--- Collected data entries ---
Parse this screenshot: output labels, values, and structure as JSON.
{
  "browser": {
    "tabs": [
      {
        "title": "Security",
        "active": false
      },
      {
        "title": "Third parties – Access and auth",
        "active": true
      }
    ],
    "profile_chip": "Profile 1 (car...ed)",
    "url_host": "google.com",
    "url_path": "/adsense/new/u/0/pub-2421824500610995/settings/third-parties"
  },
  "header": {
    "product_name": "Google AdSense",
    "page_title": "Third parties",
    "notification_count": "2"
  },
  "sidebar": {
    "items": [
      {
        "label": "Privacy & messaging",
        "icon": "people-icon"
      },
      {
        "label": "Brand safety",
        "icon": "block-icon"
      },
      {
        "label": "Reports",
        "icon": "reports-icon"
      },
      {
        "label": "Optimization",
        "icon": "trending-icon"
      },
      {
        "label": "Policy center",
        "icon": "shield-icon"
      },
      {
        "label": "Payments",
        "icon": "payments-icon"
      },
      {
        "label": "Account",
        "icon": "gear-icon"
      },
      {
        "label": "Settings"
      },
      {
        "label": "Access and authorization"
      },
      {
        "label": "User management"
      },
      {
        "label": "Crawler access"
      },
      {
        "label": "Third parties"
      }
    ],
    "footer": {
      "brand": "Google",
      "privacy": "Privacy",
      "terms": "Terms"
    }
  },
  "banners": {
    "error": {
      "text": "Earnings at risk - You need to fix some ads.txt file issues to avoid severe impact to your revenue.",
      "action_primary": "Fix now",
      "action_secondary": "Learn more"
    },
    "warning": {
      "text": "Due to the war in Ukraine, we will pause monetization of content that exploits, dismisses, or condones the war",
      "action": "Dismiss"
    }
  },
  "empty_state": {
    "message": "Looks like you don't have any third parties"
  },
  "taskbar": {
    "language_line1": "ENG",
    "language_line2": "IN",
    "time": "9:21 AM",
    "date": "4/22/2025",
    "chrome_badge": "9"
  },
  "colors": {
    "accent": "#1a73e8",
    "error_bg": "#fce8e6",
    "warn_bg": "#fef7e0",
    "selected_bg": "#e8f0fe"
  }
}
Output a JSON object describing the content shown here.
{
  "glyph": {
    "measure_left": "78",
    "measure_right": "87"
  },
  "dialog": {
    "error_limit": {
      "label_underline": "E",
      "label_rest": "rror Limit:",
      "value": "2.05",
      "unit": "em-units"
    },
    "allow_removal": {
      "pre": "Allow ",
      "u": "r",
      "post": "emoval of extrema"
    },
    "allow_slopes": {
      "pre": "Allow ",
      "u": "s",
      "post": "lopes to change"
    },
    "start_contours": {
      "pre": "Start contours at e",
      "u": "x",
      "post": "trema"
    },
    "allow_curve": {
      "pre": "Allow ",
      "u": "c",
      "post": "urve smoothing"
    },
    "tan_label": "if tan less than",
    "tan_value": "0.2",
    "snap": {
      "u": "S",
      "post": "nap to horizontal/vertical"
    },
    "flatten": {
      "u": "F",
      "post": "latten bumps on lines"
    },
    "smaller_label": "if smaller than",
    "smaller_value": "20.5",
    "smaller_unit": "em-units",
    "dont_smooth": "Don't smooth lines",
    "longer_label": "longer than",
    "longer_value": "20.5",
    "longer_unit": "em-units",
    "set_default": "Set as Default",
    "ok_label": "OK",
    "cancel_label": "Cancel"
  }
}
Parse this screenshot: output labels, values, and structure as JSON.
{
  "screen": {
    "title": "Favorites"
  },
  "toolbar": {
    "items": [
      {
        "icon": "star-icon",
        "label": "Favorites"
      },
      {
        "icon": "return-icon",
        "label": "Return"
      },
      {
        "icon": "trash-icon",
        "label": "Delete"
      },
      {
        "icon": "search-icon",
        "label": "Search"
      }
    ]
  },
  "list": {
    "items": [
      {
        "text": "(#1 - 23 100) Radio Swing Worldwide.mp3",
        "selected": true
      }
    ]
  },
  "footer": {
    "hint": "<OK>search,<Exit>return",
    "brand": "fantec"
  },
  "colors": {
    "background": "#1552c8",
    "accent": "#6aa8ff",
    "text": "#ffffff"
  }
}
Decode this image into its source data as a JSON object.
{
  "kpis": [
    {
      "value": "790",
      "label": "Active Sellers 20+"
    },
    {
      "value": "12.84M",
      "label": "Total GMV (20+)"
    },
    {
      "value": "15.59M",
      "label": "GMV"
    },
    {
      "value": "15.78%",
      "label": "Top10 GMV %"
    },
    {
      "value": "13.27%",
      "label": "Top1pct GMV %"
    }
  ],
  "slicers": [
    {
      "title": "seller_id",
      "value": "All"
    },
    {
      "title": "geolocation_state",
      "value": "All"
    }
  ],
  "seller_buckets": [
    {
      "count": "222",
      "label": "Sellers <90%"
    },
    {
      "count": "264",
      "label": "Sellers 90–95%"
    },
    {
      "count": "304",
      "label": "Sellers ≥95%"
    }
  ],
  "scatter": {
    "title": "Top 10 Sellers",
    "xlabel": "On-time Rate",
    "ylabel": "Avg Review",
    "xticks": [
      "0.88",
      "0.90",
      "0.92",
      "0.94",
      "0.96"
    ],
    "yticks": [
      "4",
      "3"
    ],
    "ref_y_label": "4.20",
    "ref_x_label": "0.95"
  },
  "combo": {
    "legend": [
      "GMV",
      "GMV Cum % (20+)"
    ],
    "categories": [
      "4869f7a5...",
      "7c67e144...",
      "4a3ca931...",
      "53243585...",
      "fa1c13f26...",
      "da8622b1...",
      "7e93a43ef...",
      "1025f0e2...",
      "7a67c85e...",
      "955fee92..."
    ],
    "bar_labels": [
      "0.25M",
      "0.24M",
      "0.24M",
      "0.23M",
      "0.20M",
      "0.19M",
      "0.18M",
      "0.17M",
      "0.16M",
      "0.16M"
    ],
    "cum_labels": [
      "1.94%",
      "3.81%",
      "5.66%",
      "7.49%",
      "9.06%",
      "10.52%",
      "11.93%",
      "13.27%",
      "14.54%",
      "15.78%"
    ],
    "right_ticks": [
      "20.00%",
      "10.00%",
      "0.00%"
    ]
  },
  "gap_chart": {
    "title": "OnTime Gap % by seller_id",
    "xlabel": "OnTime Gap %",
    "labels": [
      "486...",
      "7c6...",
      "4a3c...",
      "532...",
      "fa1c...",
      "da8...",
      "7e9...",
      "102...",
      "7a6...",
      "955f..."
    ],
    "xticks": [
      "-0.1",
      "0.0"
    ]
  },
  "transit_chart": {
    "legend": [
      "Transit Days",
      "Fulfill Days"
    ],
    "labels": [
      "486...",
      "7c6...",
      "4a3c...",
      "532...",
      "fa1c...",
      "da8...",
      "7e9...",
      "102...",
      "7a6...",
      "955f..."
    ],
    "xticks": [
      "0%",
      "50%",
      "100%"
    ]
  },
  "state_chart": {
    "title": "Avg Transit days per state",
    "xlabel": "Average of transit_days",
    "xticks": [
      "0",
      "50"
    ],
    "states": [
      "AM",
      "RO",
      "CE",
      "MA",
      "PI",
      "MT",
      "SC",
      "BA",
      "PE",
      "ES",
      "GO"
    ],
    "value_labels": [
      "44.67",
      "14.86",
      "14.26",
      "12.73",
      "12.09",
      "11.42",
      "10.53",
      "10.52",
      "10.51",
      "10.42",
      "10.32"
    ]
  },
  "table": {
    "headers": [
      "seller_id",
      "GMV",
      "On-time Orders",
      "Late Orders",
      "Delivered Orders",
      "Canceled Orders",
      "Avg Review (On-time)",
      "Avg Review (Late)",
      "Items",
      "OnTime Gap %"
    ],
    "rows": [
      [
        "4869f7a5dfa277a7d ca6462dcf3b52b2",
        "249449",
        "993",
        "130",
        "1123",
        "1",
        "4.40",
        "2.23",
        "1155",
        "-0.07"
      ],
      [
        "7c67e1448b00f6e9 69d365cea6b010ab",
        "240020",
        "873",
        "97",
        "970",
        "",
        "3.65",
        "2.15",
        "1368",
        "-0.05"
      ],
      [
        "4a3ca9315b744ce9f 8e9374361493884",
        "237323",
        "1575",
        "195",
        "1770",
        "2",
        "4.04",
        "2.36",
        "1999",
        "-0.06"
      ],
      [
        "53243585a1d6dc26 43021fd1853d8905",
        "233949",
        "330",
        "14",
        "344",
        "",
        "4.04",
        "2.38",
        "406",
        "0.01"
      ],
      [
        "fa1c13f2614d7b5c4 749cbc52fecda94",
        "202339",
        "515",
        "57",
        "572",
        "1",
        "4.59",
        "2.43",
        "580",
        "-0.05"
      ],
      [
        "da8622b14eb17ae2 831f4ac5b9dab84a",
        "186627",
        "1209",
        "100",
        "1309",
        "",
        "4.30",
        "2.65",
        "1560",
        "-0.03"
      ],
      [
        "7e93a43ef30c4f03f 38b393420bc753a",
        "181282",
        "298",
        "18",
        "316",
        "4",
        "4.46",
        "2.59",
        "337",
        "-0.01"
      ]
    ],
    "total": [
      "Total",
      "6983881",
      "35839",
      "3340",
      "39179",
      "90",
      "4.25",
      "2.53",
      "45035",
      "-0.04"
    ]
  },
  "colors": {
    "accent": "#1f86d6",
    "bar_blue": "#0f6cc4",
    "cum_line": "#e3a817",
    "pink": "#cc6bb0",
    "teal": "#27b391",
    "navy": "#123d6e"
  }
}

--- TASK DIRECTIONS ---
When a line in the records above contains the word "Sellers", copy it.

--- YOUR SOLUTION ---
      "label": "Active Sellers 20+"
      "label": "Sellers <90%"
      "label": "Sellers 90–95%"
      "label": "Sellers ≥95%"
    "title": "Top 10 Sellers",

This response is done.